Figure d: All three clocks are moving to the east. Even though the west-going plane is moving to the west relative to the air, the air is moving to the east due to the earth's rotation.


If this had been the only effect in the Hafele-Keating experiment, then we would have expected to see effects on the two flying clocks that were equal in size. Making up some simple numbers to keep the arithmetic transparent, suppose that the earth rotates from west to east at 1000 km/hr, and that the planes fly at 300 km/hr. Then the speed of the clock on the ground is 1000 km/hr, the speed of the clock on the east-going plane is 1300 km/hr, and that of the west-going clock 700 km/hr. Since the speeds of 700, 1000, and 1300 km/hr have equal spacing on either side of 1000, we would expect the discrepancies of the moving clocks relative to the one in the lab to be equal in size but opposite in sign.

e / A graph showing the time difference between two atomic clocks. One clock was kept at Mitaka Observatory, at 58 m above sea level. The other was moved back and forth to a second observatory, Norikura Corona Station, at the peak of the Norikura volcano, 2876 m above sea level. The plateaus on the graph are data from the periods when the clocks were compared side by side at Mitaka. The difference between one plateau and the next shows a gravitational effect on the rate of flow of time, accumulated during the period when the mobile clock was at the top of Norikura. Cf. problem 25, p. 443.


In fact, the two effects are unequal in size: \(-59\) ns and 273 ns. This implies that there is a second effect involved, simply due to the planes' being up in the air. This was verified more directly in a 1978 experiment by Iijima and Fujiwara, figure e, in which identical atomic clocks were kept at rest at the top and bottom of a mountain near Tokyo. This experiment, unlike the Hafele-Keating one, isolates one effect on time, the gravitational one: time's rate of flow increases with height in a gravitational field. Einstein didn't figure out how to incorporate gravity into relativity until 1915, after much frustration and many false starts. The simpler version of the theory without gravity is known as special relativity, the full version as general relativity. We'll restrict ourselves to special relativity until section 7.4, and that means that what we want to focus on right now is the distortion of time due to motion, not gravity.

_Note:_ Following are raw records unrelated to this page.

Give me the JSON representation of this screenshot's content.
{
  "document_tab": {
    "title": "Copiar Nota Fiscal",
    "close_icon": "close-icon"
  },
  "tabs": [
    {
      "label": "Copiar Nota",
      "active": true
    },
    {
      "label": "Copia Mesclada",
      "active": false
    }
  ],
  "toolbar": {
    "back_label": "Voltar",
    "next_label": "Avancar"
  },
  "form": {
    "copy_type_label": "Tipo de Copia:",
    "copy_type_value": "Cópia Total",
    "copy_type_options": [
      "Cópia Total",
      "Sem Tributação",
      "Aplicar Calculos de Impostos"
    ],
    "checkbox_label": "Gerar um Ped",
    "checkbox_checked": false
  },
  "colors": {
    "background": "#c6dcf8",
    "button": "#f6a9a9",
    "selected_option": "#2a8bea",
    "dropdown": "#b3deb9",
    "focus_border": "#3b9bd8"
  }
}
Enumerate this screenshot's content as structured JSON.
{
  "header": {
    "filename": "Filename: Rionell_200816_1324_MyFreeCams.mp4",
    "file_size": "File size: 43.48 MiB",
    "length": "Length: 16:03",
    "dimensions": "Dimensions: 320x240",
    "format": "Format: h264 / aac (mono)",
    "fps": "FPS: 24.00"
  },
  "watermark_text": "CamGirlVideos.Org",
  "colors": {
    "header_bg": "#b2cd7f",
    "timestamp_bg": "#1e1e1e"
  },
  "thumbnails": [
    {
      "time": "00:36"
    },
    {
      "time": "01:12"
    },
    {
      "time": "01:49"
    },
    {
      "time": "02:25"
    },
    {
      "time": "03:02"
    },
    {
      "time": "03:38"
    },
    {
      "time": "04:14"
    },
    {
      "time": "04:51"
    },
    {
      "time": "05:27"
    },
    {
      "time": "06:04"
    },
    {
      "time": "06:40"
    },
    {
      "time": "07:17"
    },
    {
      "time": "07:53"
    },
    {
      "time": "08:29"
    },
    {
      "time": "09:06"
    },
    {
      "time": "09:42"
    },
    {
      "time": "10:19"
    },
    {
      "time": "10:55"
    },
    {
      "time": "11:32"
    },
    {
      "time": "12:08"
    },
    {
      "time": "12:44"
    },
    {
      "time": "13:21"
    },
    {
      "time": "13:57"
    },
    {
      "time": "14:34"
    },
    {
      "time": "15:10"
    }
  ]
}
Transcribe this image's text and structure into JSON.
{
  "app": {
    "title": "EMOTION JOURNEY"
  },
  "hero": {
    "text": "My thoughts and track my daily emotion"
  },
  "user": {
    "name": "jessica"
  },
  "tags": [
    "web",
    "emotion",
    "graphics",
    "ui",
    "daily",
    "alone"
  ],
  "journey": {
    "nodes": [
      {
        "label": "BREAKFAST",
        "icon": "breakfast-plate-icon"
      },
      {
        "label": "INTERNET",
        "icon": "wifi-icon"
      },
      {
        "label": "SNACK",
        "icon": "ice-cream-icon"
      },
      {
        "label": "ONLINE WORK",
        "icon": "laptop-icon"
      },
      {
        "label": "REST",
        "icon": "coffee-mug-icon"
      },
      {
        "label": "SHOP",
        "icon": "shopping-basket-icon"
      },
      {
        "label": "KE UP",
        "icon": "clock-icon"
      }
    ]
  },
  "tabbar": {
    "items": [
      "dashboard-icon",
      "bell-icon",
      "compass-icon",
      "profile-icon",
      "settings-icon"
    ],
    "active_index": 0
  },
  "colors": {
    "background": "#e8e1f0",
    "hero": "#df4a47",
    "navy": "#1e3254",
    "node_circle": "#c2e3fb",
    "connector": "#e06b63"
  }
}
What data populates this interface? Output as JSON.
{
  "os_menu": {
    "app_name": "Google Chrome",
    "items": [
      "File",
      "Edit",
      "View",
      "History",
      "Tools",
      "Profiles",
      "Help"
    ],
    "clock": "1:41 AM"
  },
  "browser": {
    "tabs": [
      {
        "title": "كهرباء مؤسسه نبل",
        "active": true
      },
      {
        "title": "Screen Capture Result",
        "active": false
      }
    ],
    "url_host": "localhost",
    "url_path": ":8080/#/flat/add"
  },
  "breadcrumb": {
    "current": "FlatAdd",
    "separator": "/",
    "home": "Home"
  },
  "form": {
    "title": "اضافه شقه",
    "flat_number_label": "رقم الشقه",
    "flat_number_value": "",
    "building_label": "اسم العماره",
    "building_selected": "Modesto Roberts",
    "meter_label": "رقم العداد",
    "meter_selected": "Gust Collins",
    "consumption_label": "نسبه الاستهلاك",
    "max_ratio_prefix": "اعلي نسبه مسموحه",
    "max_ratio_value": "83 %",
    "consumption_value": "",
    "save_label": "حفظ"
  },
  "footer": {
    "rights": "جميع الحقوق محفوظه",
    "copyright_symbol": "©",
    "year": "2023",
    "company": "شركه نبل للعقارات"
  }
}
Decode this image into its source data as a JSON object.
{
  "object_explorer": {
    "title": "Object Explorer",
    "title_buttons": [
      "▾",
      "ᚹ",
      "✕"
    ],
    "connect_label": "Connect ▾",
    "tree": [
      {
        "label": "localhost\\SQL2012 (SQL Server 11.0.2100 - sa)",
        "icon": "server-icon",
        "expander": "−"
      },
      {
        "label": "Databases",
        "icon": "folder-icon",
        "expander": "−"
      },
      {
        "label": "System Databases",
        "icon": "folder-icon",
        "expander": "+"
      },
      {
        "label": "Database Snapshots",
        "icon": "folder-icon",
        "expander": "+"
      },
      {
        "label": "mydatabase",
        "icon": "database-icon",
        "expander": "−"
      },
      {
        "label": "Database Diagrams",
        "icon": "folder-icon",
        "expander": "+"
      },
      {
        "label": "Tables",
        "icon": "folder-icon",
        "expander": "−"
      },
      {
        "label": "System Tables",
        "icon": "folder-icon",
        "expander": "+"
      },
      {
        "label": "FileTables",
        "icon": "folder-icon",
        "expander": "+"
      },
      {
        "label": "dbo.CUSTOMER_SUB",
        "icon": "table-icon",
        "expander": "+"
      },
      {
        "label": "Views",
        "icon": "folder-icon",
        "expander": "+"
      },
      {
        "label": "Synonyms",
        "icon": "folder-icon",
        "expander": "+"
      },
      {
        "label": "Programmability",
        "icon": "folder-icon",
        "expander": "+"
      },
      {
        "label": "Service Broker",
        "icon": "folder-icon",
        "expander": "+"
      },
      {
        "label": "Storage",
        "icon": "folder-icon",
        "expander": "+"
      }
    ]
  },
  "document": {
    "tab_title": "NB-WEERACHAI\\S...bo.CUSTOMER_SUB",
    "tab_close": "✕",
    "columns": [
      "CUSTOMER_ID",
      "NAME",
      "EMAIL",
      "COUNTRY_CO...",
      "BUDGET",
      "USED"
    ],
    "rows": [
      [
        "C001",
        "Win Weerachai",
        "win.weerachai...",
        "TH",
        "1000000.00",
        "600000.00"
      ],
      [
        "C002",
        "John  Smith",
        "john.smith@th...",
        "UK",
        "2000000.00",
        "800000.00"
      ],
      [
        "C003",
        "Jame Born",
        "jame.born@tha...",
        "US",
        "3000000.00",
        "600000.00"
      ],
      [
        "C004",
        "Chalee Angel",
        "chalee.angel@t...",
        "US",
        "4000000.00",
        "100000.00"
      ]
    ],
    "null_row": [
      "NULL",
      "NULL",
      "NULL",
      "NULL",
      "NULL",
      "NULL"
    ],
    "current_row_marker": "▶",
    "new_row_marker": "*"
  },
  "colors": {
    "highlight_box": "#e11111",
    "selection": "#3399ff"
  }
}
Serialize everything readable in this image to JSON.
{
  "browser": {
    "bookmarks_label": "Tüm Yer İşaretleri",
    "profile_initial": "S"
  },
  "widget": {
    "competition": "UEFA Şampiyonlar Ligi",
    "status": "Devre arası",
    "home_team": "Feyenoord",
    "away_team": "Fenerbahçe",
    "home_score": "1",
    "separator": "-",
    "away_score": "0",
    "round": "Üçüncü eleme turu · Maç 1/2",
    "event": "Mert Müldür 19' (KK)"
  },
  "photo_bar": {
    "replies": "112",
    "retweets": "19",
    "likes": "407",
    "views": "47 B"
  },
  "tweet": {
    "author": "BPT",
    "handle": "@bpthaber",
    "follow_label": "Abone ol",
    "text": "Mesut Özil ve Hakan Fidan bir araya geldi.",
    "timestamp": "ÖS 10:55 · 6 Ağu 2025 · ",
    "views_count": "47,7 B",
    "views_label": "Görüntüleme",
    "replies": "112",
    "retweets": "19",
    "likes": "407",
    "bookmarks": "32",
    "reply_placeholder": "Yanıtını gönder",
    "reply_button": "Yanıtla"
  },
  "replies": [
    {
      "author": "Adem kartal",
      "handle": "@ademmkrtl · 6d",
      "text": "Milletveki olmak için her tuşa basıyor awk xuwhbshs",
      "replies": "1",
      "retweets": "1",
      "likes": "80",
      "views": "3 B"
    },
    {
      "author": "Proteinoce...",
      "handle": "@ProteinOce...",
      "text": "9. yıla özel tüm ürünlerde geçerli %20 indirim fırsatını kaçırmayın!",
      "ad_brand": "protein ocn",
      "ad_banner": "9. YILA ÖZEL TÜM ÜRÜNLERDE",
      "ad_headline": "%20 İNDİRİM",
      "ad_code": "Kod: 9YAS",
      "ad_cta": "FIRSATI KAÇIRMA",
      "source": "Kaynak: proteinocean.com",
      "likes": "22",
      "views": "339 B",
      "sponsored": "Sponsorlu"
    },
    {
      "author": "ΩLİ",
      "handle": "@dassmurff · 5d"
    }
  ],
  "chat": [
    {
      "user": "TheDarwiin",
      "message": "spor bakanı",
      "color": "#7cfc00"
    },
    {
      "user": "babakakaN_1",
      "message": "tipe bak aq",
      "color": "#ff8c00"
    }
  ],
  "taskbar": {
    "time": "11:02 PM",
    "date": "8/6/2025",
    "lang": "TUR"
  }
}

Figure f: The correspondence principle requires that the relativistic distortion of time become small for small velocities.


We can now see in more detail how to apply the correspondence principle. The behavior of the three clocks in the Hafele-Keating experiment shows that the amount of time distortion increases as the speed of the clock's motion increases. Newton lived in an era when the fastest mode of transportation was a galloping horse, and the best pendulum clocks would accumulate errors of perhaps a minute over the course of several days. A horse is much slower than a jet plane, so the distortion of time would have had a relative size of only \(\sim10^{-15}\) --- much smaller than the clocks were capable of detecting. At the speed of a passenger jet, the effect is about \(10^{-12}\), and state-of-the-art atomic clocks in 1971 were capable of measuring that. A GPS satellite travels much faster than a jet airplane, and the effect on the satellite turns out to be \(\sim10^{-10}\). The general idea here is that all physical laws are approximations, and approximations aren't simply right or wrong in different situations. Approximations are better or worse in different situations, and the question is whether a particular approximation is good enough in a given situation to serve a particular purpose. The faster the motion, the worse the Newtonian approximation of absolute time. Whether the approximation is good enough depends on what you're trying to accomplish. The correspondence principle says that the approximation must have been good enough to explain all the experiments done in the centuries before Einstein came up with relativity.

By the way, don't get an inflated idea of the importance of the Hafele-Keating experiment. Special relativity had already been confirmed by a vast and varied body of experiments decades before 1971. The only reason I'm giving such a prominent role to this experiment, which was actually more important as a test of general relativity, is that it is conceptually very direct.